Bennett’s 34 was a hot York night spot, but underage drinking violations soiled his name. He sold out. He opened a chicken & ribs carryout in the city, but it lasted little more than a year. He involved himself with charities and civic organizations.
Still, he was empty. “My life changed drastically (after football),” he said. “When you go from a six-figure income to no income, your life changes.” It was more than even that, though, which began his path to Living Word and to the Jesus Shop, a Christian book and clothing store that he and his wife op erate in Baltimore.
“It was a matter of coming to the realization that I’d done just about everything, had just about everything I wanted, but I was still very unhappy,” he said. “There was still a void in my life that needed to be filled. It got to the point where I really didn’t care about anything. “I really started searching in myself to find out why Woody Bennett existed. To know it wasn’t just to play a little football . . . I already had the foothold, but I hadn’t realized it.”
Ironically, the foothold he’ll enjoy Sunday when Living Word buses in boys from several Baltimore high schools to watch the Bills and the Cowboys is built upon the capital of those 10 years running through the NFL. And even on losing those two Super Bowls.
“It gave me the platform . . . that having played football I would be able to minister and to speak to kids . . . because of the platform (God) gave me.” Who knows what path his life might’ve taken had the Dolphins won 10 years ago, had he not inexplicably been shut out of the Dolphin offense after scoring two playoff touchdowns.

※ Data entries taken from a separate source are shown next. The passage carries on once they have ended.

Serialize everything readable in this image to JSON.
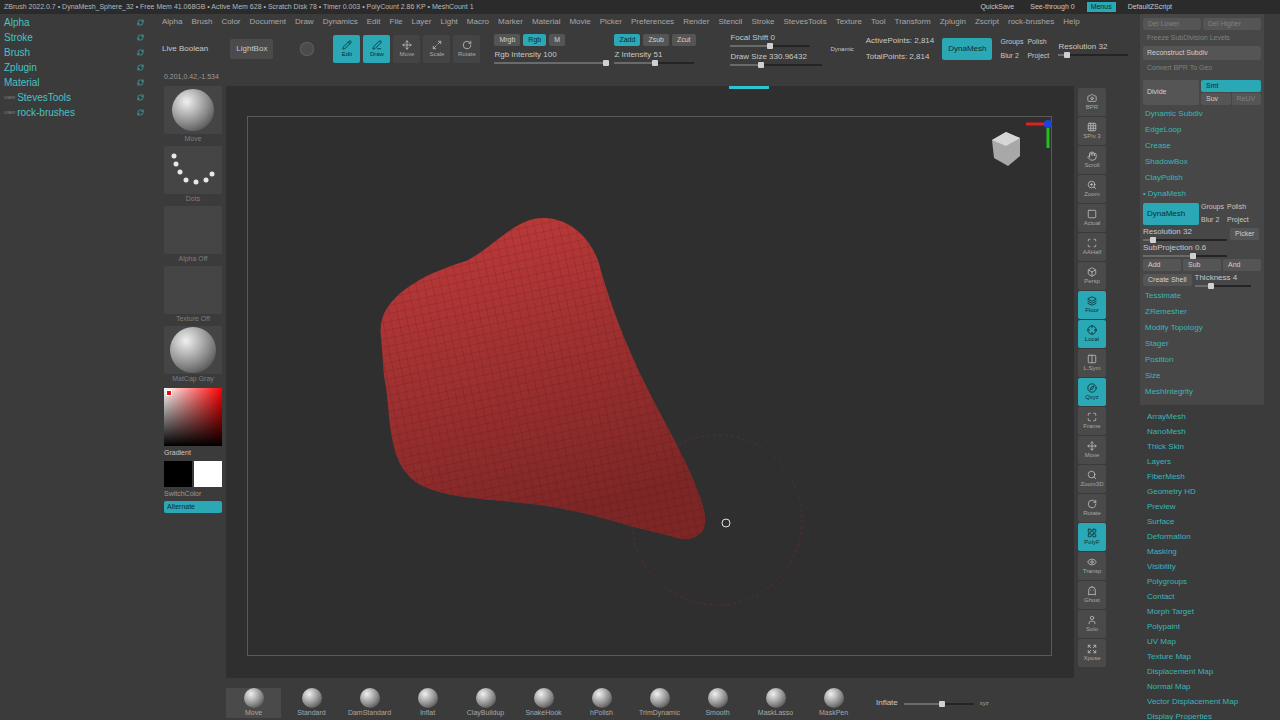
{
  "title_bar": {
    "text": "ZBrush 2022.0.7 • DynaMesh_Sphere_32 • Free Mem 41.068GB • Active Mem 628 • Scratch Disk 78 • Timer 0.003 • PolyCount 2.86 KP • MeshCount 1",
    "buttons": [
      {
        "label": "QuickSave",
        "on": false
      },
      {
        "label": "See-through 0",
        "on": false
      },
      {
        "label": "Menus",
        "on": true
      },
      {
        "label": "DefaultZScript",
        "on": false
      }
    ]
  },
  "menus": [
    "Alpha",
    "Brush",
    "Color",
    "Document",
    "Draw",
    "Dynamics",
    "Edit",
    "File",
    "Layer",
    "Light",
    "Macro",
    "Marker",
    "Material",
    "Movie",
    "Picker",
    "Preferences",
    "Render",
    "Stencil",
    "Stroke",
    "StevesTools",
    "Texture",
    "Tool",
    "Transform",
    "Zplugin",
    "Zscript",
    "rock-brushes",
    "Help"
  ],
  "tray": [
    {
      "label": "Alpha",
      "tag": ""
    },
    {
      "label": "Stroke",
      "tag": ""
    },
    {
      "label": "Brush",
      "tag": ""
    },
    {
      "label": "Zplugin",
      "tag": ""
    },
    {
      "label": "Material",
      "tag": ""
    },
    {
      "label": "StevesTools",
      "tag": "USER"
    },
    {
      "label": "rock-brushes",
      "tag": "USER"
    }
  ],
  "shelf": {
    "left_buttons": [
      {
        "label": "Live Boolean",
        "on": false
      },
      {
        "label": "LightBox",
        "on": false
      }
    ],
    "modes": [
      {
        "label": "Edit",
        "on": true
      },
      {
        "label": "Draw",
        "on": true
      },
      {
        "label": "Move",
        "on": false
      },
      {
        "label": "Scale",
        "on": false
      },
      {
        "label": "Rotate",
        "on": false
      }
    ],
    "color_modes": [
      {
        "label": "Mrgb",
        "on": false
      },
      {
        "label": "Rgb",
        "on": true
      },
      {
        "label": "M",
        "on": false
      }
    ],
    "rgb_intensity": {
      "label": "Rgb Intensity 100",
      "level": 1
    },
    "z_modes": [
      {
        "label": "Zadd",
        "on": true
      },
      {
        "label": "Zsub",
        "on": false
      },
      {
        "label": "Zcut",
        "on": false
      }
    ],
    "z_intensity": {
      "label": "Z Intensity 51",
      "level": 0.51
    },
    "focal_shift": {
      "label": "Focal Shift 0",
      "level": 0.5
    },
    "draw_size": {
      "label": "Draw Size 330.96432",
      "level": 0.33
    },
    "dynamic": "Dynamic",
    "stats": [
      "ActivePoints: 2,814",
      "TotalPoints: 2,814"
    ],
    "dynamesh": {
      "label": "DynaMesh",
      "on": true
    },
    "dynamesh_options": [
      "Groups",
      "Polish",
      "Blur 2",
      "Project"
    ],
    "resolution": {
      "label": "Resolution 32",
      "level": 0.12
    }
  },
  "coordinates": "0.201,0.42,-1.534",
  "left_shelf": {
    "thumbnails": [
      {
        "label": "Move",
        "kind": "brush"
      },
      {
        "label": "Dots",
        "kind": "stroke"
      },
      {
        "label": "Alpha Off",
        "kind": "empty"
      },
      {
        "label": "Texture Off",
        "kind": "empty"
      },
      {
        "label": "MatCap Gray",
        "kind": "material"
      }
    ],
    "main_color": "#ff0000",
    "gradient": "Gradient",
    "switch_color": "SwitchColor",
    "alternate": {
      "label": "Alternate",
      "on": true
    }
  },
  "right_shelf": [
    {
      "label": "BPR",
      "on": false
    },
    {
      "label": "SPix 3",
      "on": false
    },
    {
      "label": "Scroll",
      "on": false
    },
    {
      "label": "Zoom",
      "on": false
    },
    {
      "label": "Actual",
      "on": false
    },
    {
      "label": "AAHalf",
      "on": false
    },
    {
      "label": "Persp",
      "on": false
    },
    {
      "label": "Floor",
      "on": true
    },
    {
      "label": "Local",
      "on": true
    },
    {
      "label": "L.Sym",
      "on": false
    },
    {
      "label": "Qxyz",
      "on": true
    },
    {
      "label": "Frame",
      "on": false
    },
    {
      "label": "Move",
      "on": false
    },
    {
      "label": "Zoom3D",
      "on": false
    },
    {
      "label": "Rotate",
      "on": false
    },
    {
      "label": "PolyF",
      "on": true
    },
    {
      "label": "Transp",
      "on": false
    },
    {
      "label": "Ghost",
      "on": false
    },
    {
      "label": "Solo",
      "on": false
    },
    {
      "label": "Xpose",
      "on": false
    }
  ],
  "tool_palette": {
    "subdiv_buttons": [
      {
        "label": "Del Lower",
        "disabled": true
      },
      {
        "label": "Del Higher",
        "disabled": true
      }
    ],
    "wide_buttons": [
      {
        "label": "Freeze SubDivision Levels",
        "disabled": true
      },
      {
        "label": "Reconstruct Subdiv",
        "disabled": false
      },
      {
        "label": "Convert BPR To Geo",
        "disabled": true
      }
    ],
    "divide": "Divide",
    "divide_options": [
      {
        "label": "Smt",
        "on": true,
        "disabled": false
      },
      {
        "label": "Suv",
        "on": false,
        "disabled": false
      },
      {
        "label": "ReUV",
        "on": false,
        "disabled": true
      }
    ],
    "subpalettes_top": [
      "Dynamic Subdiv",
      "EdgeLoop",
      "Crease",
      "ShadowBox",
      "ClayPolish"
    ],
    "dynamesh": {
      "marker": "•",
      "header": "DynaMesh",
      "expanded": true,
      "button": {
        "label": "DynaMesh",
        "on": true
      },
      "options": [
        "Groups",
        "Polish",
        "Blur 2",
        "Project"
      ],
      "resolution": {
        "label": "Resolution 32",
        "level": 0.12
      },
      "picker": "Picker",
      "subprojection": {
        "label": "SubProjection 0.6",
        "level": 0.6
      },
      "booleans": [
        "Add",
        "Sub",
        "And"
      ],
      "create_shell": "Create Shell",
      "thickness": {
        "label": "Thickness 4",
        "level": 0.3
      }
    },
    "subpalettes_mid": [
      "Tessimate",
      "ZRemesher",
      "Modify Topology",
      "Stager",
      "Position",
      "Size",
      "MeshIntegrity"
    ],
    "subpalettes": [
      "ArrayMesh",
      "NanoMesh",
      "Thick Skin",
      "Layers",
      "FiberMesh",
      "Geometry HD",
      "Preview",
      "Surface",
      "Deformation",
      "Masking",
      "Visibility",
      "Polygroups",
      "Contact",
      "Morph Target",
      "Polypaint",
      "UV Map",
      "Texture Map",
      "Displacement Map",
      "Normal Map",
      "Vector Displacement Map",
      "Display Properties"
    ]
  },
  "brushes": [
    "Move",
    "Standard",
    "DamStandard",
    "Inflat",
    "ClayBuildup",
    "SnakeHook",
    "hPolish",
    "TrimDynamic",
    "Smooth",
    "MaskLasso",
    "MaskPen"
  ],
  "inflate": {
    "label": "Inflate",
    "level": 0.55,
    "axes": "xyz"
  }
}
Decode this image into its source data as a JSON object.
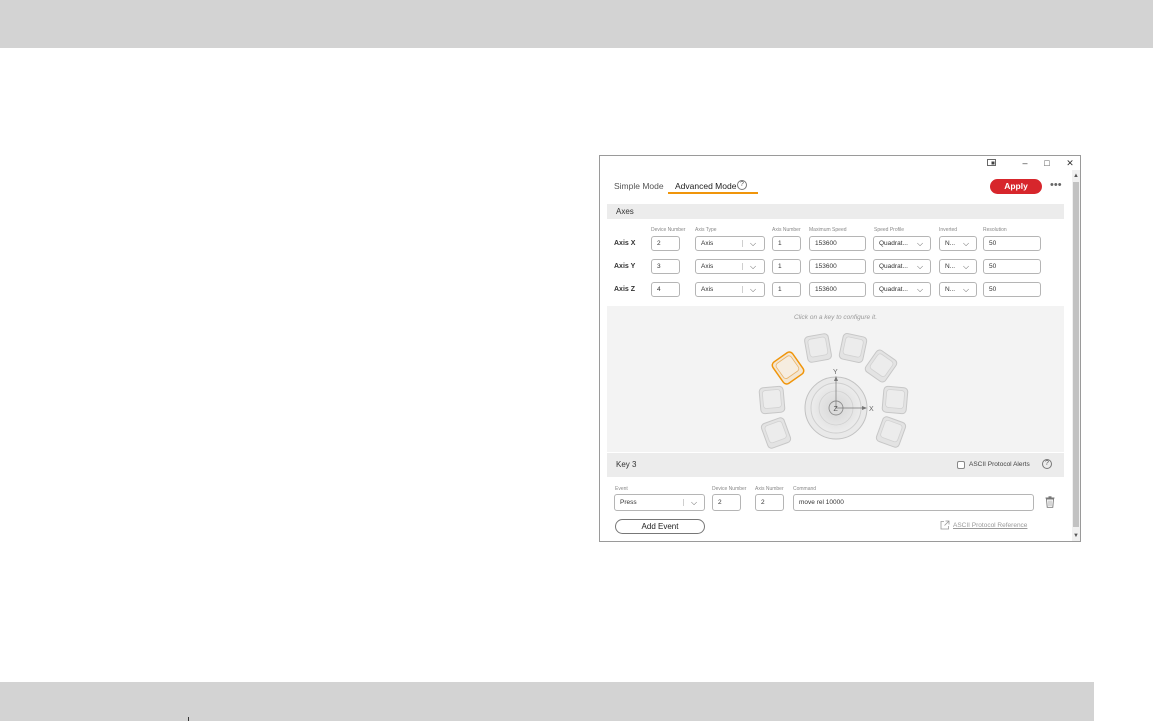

“A lot of times if you get into too much success, you lose focus,” he says. “Then you just kind of fall away. “I don’t think all 49 guys lost that day for my purpose . . . but I do think everything has something good in it.”